I've been a part of several Super Bowl parties at churches over the years. They can be quite fun, and can be a good way to have people come through the door who normally wouldn't think of it.
So it was with dismay that I read about the NFL telling
Fall Creek Baptist Church in Indianapolis that they couldn't follow through with their plans for a Super Bowl party.
Of course, my dismay turned to my more usual disappointment when I read that the reason for the NFL's interest is that Fall Creek Baptist was charging admission to the party. That the admission was designed to defray costs doesn't matter. They're charging to watch the Super Bowl, and whether it's a good thing or not, they don't have the same exemption under Federal law that sports bars do. And while copyright laws in this country are irrational and their enforcement extreme, churches, in my view, should understand at least the basics and follow them all the time.

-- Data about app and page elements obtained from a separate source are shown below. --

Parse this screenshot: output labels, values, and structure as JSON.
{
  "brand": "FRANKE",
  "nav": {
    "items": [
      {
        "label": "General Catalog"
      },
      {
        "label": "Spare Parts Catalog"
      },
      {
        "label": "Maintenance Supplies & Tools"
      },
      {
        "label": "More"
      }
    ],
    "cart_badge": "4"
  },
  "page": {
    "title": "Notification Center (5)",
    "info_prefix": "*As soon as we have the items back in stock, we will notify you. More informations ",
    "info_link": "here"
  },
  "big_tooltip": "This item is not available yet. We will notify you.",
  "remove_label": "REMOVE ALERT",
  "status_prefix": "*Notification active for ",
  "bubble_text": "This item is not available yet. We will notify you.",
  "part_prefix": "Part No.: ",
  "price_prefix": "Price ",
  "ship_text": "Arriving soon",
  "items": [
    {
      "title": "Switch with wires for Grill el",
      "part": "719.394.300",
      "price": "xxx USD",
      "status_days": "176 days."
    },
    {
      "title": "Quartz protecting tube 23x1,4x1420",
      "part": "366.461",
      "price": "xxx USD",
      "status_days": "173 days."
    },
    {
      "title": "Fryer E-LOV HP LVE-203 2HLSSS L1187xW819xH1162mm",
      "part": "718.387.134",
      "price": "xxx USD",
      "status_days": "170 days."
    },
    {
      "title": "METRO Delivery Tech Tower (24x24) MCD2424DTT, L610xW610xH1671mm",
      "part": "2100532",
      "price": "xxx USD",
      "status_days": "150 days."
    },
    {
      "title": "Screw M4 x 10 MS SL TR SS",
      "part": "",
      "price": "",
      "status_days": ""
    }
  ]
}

What's truly surprising is that they didn't just plan on having an offering plate or basket at one end of the food table with a little sign requesting donations to help with the cost of the food and other supplies. Apparently Baptists aren't as good as Nazarenes at providing a chance for people to give an "offering."
The 55-inch screen thing is still bothersome, though again what got the NFL's attention was charging admission. I also happen to think that charging admission for an "outreach" event is a bit crass and perhaps overly optimistic, since a Baptist church is unlikely to have much of a beer selection for this beeriest of football games.